What Is the 4 Percent Withdrawal Rule?
A practical rule of thumb to help retirees determine how much money is enough for the rest of their lives, the 4% rule suggests that retirees can withdraw 4% of their savings each year, starting the year they retire and adjusting for inflation for the following 30 years. Created to meet the financial needs of a retiree even during a worst-case economic scenario, the purpose of the rule is to establish a steady income stream that will meet a retiree's current and future financial needs.
Pros and Cons of the 4 Percent Rule
Like any financial guideline, there are advantages and disadvantages to adhering to the rule. Here’s what to consider.
Pro: Reliable Income
The rule was created using historical data on stock and bond returns over the 50-year period from 1926 to 1976, focusing heavily on the severe market downturns of the 1930s and early 1970s. Because the rule was designed to weather these economic storms, 4% is considered a fairly conservative retirement withdrawal rate.
Con: Lack of Flexibility
The 4% rule is only effective if you adhere to it. Even just one year of splurging on a large purchase — and in turn lowering your account’s principal and affecting your compound interest — can have a big impact on your portfolio’s bottom line.
Pro: Lifelong Income
The 4% rule was created to make your retirement savings last for 30 years or more. Safety and stability are key elements for retirees, and because the rule is so modest in its approach, it’s often touted as a good choice for those who retire at age 65.
Con: Doesn’t Account for Differing Retirement Ages

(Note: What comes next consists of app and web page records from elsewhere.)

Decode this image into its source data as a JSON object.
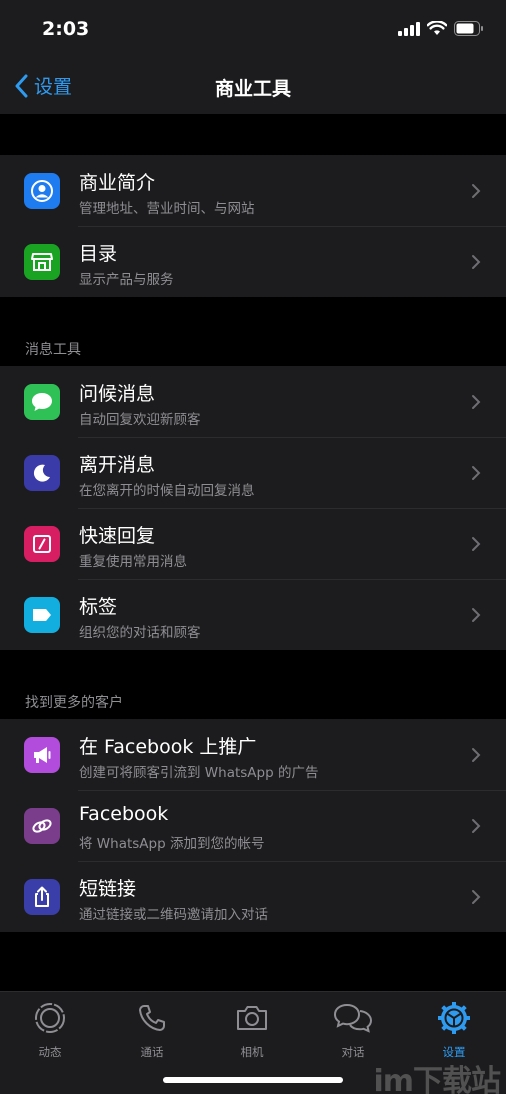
{
  "status_bar": {
    "time": "2:03"
  },
  "nav": {
    "back_label": "设置",
    "title": "商业工具"
  },
  "groups": [
    {
      "header": "",
      "items": [
        {
          "title": "商业简介",
          "subtitle": "管理地址、营业时间、与网站",
          "icon": "storefront-profile-icon",
          "color": "#1e7cf0"
        },
        {
          "title": "目录",
          "subtitle": "显示产品与服务",
          "icon": "catalog-shop-icon",
          "color": "#1aa322"
        }
      ]
    },
    {
      "header": "消息工具",
      "items": [
        {
          "title": "问候消息",
          "subtitle": "自动回复欢迎新顾客",
          "icon": "chat-bubble-icon",
          "color": "#30c156"
        },
        {
          "title": "离开消息",
          "subtitle": "在您离开的时候自动回复消息",
          "icon": "moon-icon",
          "color": "#3a3aa8"
        },
        {
          "title": "快速回复",
          "subtitle": "重复使用常用消息",
          "icon": "quick-reply-icon",
          "color": "#d81e63"
        },
        {
          "title": "标签",
          "subtitle": "组织您的对话和顾客",
          "icon": "label-tag-icon",
          "color": "#12aee0"
        }
      ]
    },
    {
      "header": "找到更多的客户",
      "items": [
        {
          "title": "在 Facebook 上推广",
          "subtitle": "创建可将顾客引流到 WhatsApp 的广告",
          "icon": "megaphone-icon",
          "color": "#b24cdc"
        },
        {
          "title": "Facebook",
          "subtitle": "将 WhatsApp 添加到您的帐号",
          "icon": "link-rings-icon",
          "color": "#7a3d8c"
        },
        {
          "title": "短链接",
          "subtitle": "通过链接或二维码邀请加入对话",
          "icon": "share-icon",
          "color": "#3a3ea8"
        }
      ]
    }
  ],
  "tabs": [
    {
      "label": "动态",
      "icon": "status-icon",
      "active": false
    },
    {
      "label": "通话",
      "icon": "phone-icon",
      "active": false
    },
    {
      "label": "相机",
      "icon": "camera-icon",
      "active": false
    },
    {
      "label": "对话",
      "icon": "chats-icon",
      "active": false
    },
    {
      "label": "设置",
      "icon": "settings-gear-icon",
      "active": true
    }
  ],
  "colors": {
    "accent": "#2e9bf0",
    "background": "#000000",
    "cell": "#1c1c1e",
    "secondary_text": "#8e8e93"
  },
  "watermark": "im下载站"
}
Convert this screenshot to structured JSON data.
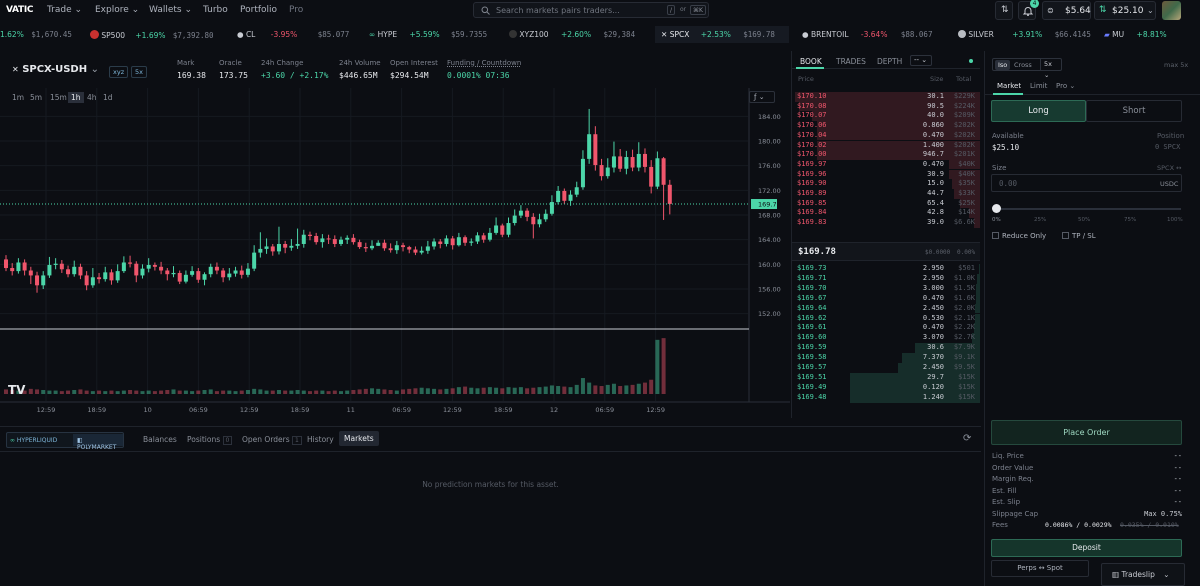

The 4% rule is focused on preparing for retirement at age 65. If you're hoping to retire early or expect to keep working past age 65, your long-term financial needs will be different. Life expectancy also plays an important role in determining a sustainable retirement withdrawal rate — for some people, 30 years of income might not be enough.
A sustainable withdrawal rate is different for everyone. It’s based on many factors, including the value of your current assets, your expected rate of return, your life expectancy, your risk tolerance, whether you adjust for inflation, how much your expenses are expected to be and whether you want some assets left over for your heirs. While the 4% rule provides an easy rule of thumb for retirees, it’s best to determine a withdrawal rate based on your own unique needs.
Let a Professional Help You
Retirement may be the most complicated financial situation of your life, and you don’t have time for trial and error. Talking to a professional can help you manage your money in the way that works best for you and your situation. Talk to a Farm Bureau financial advisor today.